May the tongues which have sung your praise be free from deceit.
May the eyes which have seen the tokens of your love shine with the light of hope,
And may the bodies which have been fed with your body be refreshed with the fullness of your life.
Glory to you for ever. Amen.
Dunnottar linked with South Churches
Reverend Rosslyn Duncan warmly welcomed all to worship. The focus of the message on Sunday was ‘Building Church: a community of power’.
A reading from The Second Book of Kings saw the prophet, Elisha, recalling events at the ‘place of the seven springs’ where Jesus shared the little food available with one hundred people gathered together. The people were reminded of God’s goodness, provision and creativity. It prompted them to not only consider the wonder of God’s creation but also to look forward to the final banquet which they will share with Christ and the Saints in God’s Heavenly home.
It reminds us today of the might, power and love of God who wants to give us all we need. He is worthy of all our praise.
The second reading came from the gospel according to John. Throughout John’s gospel the greatness of Christ is revealed in many ways. In today’s reading we hear of the disciples being afraid as they witness Jesus walking on water.
The two readings reveal how great God is. This should be reflected in Church. The Church is called to be bold, bright and to shine because of who our Creator is. It encourages us to go out into God’s world and make changes in people’s lives in His power. Jesus said “It is I; be not afraid.”

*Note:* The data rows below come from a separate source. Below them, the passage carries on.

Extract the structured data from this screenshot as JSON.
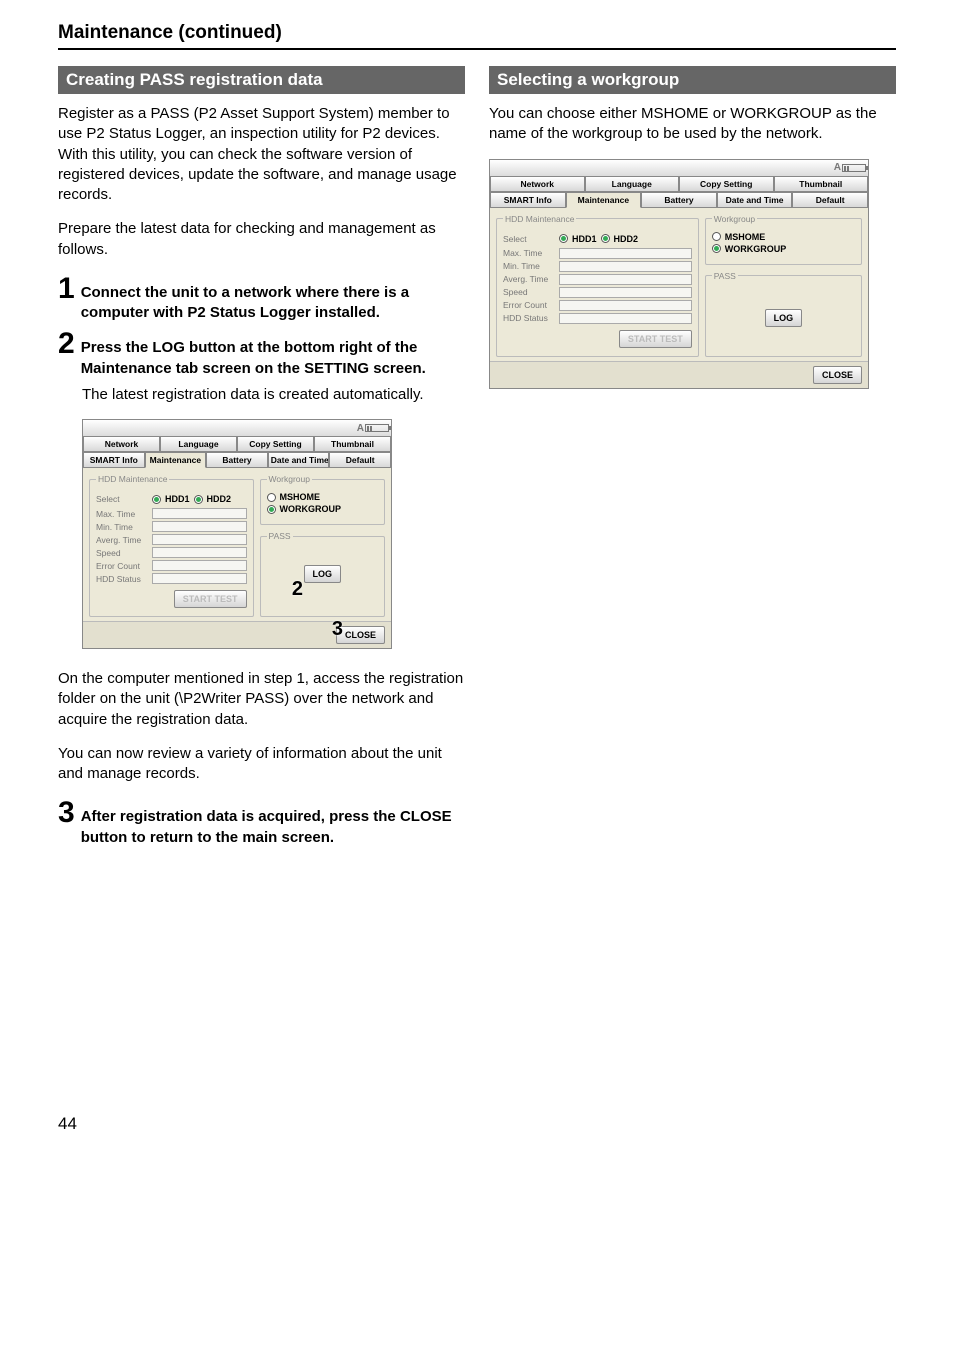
{
  "page_number": "44",
  "section_title": "Maintenance (continued)",
  "left": {
    "header": "Creating PASS registration data",
    "intro1": "Register as a PASS (P2 Asset Support System) member to use P2 Status Logger, an inspection utility for P2 devices. With this utility, you can check the software version of registered devices, update the software, and manage usage records.",
    "intro2": "Prepare the latest data for checking and management as follows.",
    "step1_num": "1",
    "step1_txt": "Connect the unit to a network where there is a computer with P2 Status Logger installed.",
    "step2_num": "2",
    "step2_txt": "Press the LOG button at the bottom right of the Maintenance tab screen on the SETTING screen.",
    "step2_note": "The latest registration data is created automatically.",
    "post1": "On the computer mentioned in step 1, access the registration folder on the unit (\\P2Writer PASS) over the network and acquire the registration data.",
    "post2": "You can now review a variety of information about the unit and manage records.",
    "step3_num": "3",
    "step3_txt": "After registration data is acquired, press the CLOSE button to return to the main screen.",
    "callout2": "2",
    "callout3": "3"
  },
  "right": {
    "header": "Selecting a workgroup",
    "intro": "You can choose either MSHOME or WORKGROUP as the name of the workgroup to be used by the network."
  },
  "window": {
    "title_a": "A",
    "tabs_row1": {
      "network": "Network",
      "language": "Language",
      "copy": "Copy Setting",
      "thumb": "Thumbnail"
    },
    "tabs_row2": {
      "smart": "SMART Info",
      "maint": "Maintenance",
      "battery": "Battery",
      "datetime": "Date and Time",
      "def": "Default"
    },
    "hdd_legend": "HDD Maintenance",
    "hdd_select": "Select",
    "hdd1": "HDD1",
    "hdd2": "HDD2",
    "rows": {
      "max": "Max. Time",
      "min": "Min. Time",
      "avg": "Averg. Time",
      "speed": "Speed",
      "err": "Error Count",
      "stat": "HDD Status"
    },
    "start": "START TEST",
    "wg_legend": "Workgroup",
    "mshome": "MSHOME",
    "workgroup": "WORKGROUP",
    "pass_legend": "PASS",
    "log": "LOG",
    "close": "CLOSE"
  }
}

Saturday 1 August: 10 am – 12 noon coffee morning at St Bridget’s in aid of Brain Tumour Research. Tickets: Adult £2.50, Child/OAP: £1.50 includes tea/coffee or juice and a pancake. Various stalls including a draw with celebrity signed items and a tombola with lots of prizes.
Saturday 15 August: 10 am – 12 noon Summer Sale in the Town Hall: entry by silver donation. Coffee/tea with pancakes and shortbread served £2.50 adults, £1 children, range of stalls.
New South website ‘going live’ soon at stonehavensouthchurch.org.uk
Dunnottar website is www.dunnottarchurch.net
Any intimations should be sent to the secretary and copied to the Minister. Secretary contact: email@example.com or on 01569 760930. Minister contact: firstname.lastname@example.org or01569 762166 or 07899878427